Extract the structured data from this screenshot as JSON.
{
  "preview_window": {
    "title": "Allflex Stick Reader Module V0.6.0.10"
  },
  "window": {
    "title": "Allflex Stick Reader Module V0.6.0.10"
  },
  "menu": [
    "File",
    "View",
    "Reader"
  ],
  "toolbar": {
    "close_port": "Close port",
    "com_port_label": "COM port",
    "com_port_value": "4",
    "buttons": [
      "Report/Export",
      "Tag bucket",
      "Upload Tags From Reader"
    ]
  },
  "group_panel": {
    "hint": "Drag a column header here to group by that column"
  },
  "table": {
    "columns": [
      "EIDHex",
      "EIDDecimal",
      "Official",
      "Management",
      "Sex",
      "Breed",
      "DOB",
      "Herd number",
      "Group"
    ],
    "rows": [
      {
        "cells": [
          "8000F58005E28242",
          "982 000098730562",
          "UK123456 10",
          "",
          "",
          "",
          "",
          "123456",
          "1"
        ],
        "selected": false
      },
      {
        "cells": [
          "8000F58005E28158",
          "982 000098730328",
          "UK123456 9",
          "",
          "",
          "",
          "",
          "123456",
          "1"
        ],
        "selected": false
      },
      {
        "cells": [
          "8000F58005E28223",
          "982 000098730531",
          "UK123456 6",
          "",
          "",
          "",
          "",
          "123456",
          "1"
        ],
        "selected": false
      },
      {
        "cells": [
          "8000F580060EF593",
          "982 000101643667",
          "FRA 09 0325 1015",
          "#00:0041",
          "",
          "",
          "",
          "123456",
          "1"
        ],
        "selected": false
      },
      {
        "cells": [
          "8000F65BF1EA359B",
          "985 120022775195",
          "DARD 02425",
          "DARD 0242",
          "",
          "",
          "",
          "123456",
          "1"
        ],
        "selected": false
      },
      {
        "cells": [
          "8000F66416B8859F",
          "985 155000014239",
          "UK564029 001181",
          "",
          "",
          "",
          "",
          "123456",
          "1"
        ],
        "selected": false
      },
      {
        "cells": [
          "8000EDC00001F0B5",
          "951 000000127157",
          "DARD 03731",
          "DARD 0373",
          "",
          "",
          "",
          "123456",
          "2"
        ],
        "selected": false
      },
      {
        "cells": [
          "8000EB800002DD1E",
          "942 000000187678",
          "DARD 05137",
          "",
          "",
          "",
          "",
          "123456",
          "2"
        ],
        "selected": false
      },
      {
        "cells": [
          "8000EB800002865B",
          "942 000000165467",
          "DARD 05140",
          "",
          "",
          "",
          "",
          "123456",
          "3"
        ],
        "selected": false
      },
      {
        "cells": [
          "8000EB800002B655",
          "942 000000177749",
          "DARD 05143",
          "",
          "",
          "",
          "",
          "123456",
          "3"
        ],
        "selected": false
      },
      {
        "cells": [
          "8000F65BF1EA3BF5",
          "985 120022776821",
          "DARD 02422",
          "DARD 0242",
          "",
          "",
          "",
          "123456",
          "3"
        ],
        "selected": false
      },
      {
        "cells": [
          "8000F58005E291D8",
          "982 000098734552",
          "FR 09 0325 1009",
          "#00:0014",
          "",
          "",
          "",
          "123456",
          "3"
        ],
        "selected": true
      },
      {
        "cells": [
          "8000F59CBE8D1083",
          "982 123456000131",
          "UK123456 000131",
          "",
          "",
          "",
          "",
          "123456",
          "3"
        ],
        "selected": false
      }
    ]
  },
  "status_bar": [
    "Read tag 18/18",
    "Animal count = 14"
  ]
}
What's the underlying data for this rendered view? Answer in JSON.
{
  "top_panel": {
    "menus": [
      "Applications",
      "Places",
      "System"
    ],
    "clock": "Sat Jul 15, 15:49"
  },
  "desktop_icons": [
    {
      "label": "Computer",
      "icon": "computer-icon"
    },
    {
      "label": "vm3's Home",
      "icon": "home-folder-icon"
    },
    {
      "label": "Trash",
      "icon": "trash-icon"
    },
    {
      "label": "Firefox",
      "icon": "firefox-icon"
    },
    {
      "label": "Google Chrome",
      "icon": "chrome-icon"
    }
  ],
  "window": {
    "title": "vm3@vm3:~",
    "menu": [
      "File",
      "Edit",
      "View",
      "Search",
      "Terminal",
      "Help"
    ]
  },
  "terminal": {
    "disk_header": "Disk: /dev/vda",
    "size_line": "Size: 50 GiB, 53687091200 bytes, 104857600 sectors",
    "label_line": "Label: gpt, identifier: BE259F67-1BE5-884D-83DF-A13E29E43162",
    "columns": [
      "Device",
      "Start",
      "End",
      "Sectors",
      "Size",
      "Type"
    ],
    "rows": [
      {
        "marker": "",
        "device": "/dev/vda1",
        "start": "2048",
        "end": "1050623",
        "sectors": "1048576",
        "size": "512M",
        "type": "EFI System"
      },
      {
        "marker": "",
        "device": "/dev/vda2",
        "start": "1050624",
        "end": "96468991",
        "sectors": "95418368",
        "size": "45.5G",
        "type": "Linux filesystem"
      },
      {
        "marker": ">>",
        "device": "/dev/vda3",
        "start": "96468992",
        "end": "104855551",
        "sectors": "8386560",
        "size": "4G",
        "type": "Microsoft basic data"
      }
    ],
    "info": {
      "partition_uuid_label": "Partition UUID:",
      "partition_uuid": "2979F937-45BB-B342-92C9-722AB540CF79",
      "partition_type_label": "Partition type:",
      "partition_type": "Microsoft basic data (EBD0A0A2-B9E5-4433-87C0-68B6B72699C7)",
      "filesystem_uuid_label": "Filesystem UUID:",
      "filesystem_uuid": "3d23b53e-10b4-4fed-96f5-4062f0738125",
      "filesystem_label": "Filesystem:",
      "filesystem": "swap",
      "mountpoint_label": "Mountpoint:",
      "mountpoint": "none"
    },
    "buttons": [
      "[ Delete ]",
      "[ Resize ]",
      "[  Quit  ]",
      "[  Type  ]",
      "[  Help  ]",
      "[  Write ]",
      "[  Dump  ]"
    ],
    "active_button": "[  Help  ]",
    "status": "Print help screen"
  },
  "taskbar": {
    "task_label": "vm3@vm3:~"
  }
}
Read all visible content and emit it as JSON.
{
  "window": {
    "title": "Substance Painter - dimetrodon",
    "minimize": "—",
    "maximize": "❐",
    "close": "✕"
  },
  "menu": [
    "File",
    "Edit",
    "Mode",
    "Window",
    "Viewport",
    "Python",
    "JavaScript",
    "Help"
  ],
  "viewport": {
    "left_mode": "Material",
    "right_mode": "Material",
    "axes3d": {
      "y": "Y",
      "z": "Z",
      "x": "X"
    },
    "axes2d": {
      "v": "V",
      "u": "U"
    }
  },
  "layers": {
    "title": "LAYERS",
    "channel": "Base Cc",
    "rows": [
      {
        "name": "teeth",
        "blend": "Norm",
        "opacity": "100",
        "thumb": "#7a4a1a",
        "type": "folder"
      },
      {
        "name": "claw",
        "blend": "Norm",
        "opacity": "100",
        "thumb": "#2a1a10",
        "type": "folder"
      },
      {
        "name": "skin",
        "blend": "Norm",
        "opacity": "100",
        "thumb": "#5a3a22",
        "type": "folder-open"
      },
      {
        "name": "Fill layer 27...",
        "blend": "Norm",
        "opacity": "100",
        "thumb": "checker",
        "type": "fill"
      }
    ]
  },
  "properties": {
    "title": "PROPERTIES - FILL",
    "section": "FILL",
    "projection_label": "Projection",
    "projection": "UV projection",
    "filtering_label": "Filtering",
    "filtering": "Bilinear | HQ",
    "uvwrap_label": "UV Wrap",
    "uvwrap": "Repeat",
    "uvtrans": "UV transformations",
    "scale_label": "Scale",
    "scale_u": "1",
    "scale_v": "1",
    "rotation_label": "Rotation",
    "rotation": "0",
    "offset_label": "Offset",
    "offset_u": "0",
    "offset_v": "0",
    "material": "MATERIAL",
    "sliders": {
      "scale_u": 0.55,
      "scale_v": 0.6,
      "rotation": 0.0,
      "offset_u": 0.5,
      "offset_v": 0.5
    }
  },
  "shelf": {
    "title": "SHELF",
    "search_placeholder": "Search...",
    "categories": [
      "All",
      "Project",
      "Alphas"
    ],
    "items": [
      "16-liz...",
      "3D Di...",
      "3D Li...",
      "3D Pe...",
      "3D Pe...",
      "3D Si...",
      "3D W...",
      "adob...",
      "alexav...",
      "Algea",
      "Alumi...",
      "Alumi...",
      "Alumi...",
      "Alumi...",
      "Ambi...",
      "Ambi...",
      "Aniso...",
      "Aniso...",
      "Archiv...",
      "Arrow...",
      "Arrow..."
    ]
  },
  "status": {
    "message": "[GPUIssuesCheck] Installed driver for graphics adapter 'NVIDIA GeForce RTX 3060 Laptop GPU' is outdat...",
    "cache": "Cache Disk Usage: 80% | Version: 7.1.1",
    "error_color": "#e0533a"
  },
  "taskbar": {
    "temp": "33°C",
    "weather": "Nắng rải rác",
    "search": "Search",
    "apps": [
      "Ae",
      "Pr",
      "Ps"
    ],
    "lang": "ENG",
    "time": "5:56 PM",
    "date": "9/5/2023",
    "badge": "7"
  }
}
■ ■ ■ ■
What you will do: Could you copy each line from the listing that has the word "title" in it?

Response to this exercise:
    "title": "Allflex Stick Reader Module V0.6.0.10"
    "title": "Allflex Stick Reader Module V0.6.0.10"
    "title": "vm3@vm3:~",
    "title": "Substance Painter - dimetrodon",
    "title": "LAYERS",
    "title": "PROPERTIES - FILL",
    "title": "SHELF",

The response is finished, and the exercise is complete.